Posted by Allison on 4 April 2009, 10:03
We're not just talking about a few thousand pounds here – we're talking about millions. Maybe nineteen or twenty million pounds. That is a huge sum of money by anyone's standards and while it is what many of us dream about as we go to and from our boring jobs every day, how good would it really be if it did happen?
Many countries have some kind of lottery which has a huge jackpot every week or month, and while the rate of exchange in force can sometimes mean that becoming a millionaire in one currency is worth a lot less in another one, a millionaire by British standards is deemed to be quite a feat.
There is no doubting that a sum of money that large would change your life, probably forever, but it is essential to think about how you would use it before making any rash decisions.
It is true that there have been many lottery millionaires in the past who have gone from having to scrape by on a day to day basis to winning millions, and then in a few years they are back to square one again, with all those millions gone or spent or misused in some way.
So what happens? This isn't unique to Britain either; there are people from all over the world who have been on the receiving end of a huge jackpot in their own currency and squandered it all in what seems to be a record amount of time.
Perhaps we should look at the lives of the people who don't cope well with large amounts of money as they were before the jackpot came up. What do they do for a living? How do they manage their money? Do they have savings? Do they have a responsible attitude to money, or do they tend to fritter it away and always end up wondering where it has all gone?
If they aren't good with money in the first place then it is very unlikely that they will be any better when they have even more to waste. Some of these people also tend to end up setting up businesses of their own that they know nothing about and don't have the discipline to make them work properly. In short, they are applying all their skills, knowledge and lack of discipline to a larger amount of money than they would ordinarily be able to waste.
Some people think that the lottery jackpots are too large and ought to be restricted in size.

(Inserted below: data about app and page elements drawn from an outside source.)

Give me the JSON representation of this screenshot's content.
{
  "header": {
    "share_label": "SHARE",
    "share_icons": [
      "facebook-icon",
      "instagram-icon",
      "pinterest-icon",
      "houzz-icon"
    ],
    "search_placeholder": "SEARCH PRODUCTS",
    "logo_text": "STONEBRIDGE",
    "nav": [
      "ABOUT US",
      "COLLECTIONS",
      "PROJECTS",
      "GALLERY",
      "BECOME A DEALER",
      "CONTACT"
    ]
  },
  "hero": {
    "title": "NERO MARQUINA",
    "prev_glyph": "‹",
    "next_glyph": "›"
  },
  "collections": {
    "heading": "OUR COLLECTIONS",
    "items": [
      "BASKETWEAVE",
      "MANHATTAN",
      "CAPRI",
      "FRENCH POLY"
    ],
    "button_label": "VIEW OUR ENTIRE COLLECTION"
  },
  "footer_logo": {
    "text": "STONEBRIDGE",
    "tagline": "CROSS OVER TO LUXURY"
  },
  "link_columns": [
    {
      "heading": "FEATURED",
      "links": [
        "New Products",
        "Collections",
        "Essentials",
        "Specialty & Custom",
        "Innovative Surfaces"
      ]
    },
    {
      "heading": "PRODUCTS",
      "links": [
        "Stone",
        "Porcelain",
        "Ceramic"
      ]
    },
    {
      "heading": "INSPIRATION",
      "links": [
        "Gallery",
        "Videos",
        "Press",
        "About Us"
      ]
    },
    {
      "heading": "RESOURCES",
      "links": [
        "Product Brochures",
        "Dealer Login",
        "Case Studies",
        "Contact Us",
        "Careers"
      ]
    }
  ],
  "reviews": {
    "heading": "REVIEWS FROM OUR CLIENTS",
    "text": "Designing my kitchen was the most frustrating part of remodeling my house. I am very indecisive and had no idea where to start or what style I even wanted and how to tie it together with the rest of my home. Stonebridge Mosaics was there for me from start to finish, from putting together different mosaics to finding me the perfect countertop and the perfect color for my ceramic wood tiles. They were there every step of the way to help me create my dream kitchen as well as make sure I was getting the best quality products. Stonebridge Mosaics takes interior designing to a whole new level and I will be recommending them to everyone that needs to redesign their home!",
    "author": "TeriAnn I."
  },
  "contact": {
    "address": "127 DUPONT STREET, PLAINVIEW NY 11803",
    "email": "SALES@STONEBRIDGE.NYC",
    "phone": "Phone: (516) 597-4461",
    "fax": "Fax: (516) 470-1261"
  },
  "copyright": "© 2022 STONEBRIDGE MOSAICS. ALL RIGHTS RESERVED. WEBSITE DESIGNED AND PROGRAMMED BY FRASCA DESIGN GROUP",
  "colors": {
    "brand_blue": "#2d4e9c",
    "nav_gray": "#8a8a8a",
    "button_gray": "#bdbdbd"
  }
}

In this way instead of having a single jackpot worth millions, there might be eight or nine prizes worth a million pounds each. A similar strategy could be put into place with the usually much bigger Euro jackpots as well.
But is it our choice to set limits on these albeit horrendously big jackpots? After all the main reason that most people enter them is because they have such big jackpots in the first place – regardless of how well they would cope if they ever did win. The fact remains that the lure of such a big prize is extremely tempting and if it were made much smaller then there is a big chance that much fewer people would even try to enter in the first place.
So if some people just aren't cut out to handle winning it big, what of the ones who do take it in well?
If you look at a snapshot of these people, many of them bank the cheque and then sit back and give themselves time for the news to sink in. They might go out and treat themselves to something small – which may seem absurdly small considering the size of the jackpot they have just won – but that will be about it, until they have really thought about what they want to do with their money.
They will normally spread some of it around among their family and closest friends, but other than that the key word which describes their strategy for using the money is to invest it for the future. This is the one thing that really sets the winners apart from the losers. Winners soon realise that if they play their cards right they will never have to worry about money again for the rest of their lives. Losers on the other hand seem to have a compulsive urge to spend, spend, spend until the money suddenly runs out. They won't buy rationally, they will be extravagantly instead. For example, why buy one brand new car when you can buy several?
It is therefore not the size of the jackpot that matters, but the attitude of the person who wins it that really makes the difference. What would you do if you won millions? Which group would you fall into?
The truth is that many of us will never know. There just aren't enough lottery jackpots to go around and even if you buy a ticket every single week for the rest of your life you would still only have a tiny chance of ever winning the big prize.
But it's an interesting thought, and one that many of us think about when we buy a lottery ticket. It's a common enough game for us to sit and wonder how we would spend so much money, but dividing a virtual amount up in our heads is far different from having that amount in real life.
For the moment at least we are sure to keep on hearing about people who have won vast amounts in their own currency in different countries around the world, and the same stories about some of those people squandering all that cash will still come forward from time to time.
Would you be among them if you did hit it big? Or would you spend it wisely and save even more of it to protect you in the future?